▸ EXTRACTED DATA
══════
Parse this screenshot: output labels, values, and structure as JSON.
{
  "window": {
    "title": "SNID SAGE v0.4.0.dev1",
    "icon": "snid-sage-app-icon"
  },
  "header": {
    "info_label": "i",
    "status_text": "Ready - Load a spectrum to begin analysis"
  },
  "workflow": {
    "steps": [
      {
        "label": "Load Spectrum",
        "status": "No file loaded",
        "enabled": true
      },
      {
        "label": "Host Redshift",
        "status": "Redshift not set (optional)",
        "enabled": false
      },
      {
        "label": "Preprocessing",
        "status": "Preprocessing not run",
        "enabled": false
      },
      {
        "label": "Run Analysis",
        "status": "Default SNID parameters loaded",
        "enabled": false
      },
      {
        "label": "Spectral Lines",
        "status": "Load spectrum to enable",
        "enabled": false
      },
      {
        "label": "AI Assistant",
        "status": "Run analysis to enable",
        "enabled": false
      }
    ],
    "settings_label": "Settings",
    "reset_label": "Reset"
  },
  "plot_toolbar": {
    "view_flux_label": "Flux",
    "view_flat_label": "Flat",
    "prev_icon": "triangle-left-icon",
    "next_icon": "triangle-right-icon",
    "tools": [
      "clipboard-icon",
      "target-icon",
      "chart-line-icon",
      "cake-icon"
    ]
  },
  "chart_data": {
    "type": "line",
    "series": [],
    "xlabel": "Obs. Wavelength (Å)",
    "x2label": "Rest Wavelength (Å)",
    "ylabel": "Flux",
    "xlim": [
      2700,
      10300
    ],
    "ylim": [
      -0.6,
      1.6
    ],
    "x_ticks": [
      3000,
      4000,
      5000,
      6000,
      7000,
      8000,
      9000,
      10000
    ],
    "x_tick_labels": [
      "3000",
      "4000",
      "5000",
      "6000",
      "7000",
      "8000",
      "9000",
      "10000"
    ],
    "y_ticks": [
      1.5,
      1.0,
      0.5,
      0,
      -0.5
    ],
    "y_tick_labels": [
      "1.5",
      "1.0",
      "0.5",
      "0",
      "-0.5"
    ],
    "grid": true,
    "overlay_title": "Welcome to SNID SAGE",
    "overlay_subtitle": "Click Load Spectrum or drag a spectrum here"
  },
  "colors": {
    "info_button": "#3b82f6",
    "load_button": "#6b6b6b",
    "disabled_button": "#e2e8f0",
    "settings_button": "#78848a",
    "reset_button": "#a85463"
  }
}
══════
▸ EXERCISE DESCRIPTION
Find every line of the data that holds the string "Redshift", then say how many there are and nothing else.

▸ ANSWER FOR THE TASK
2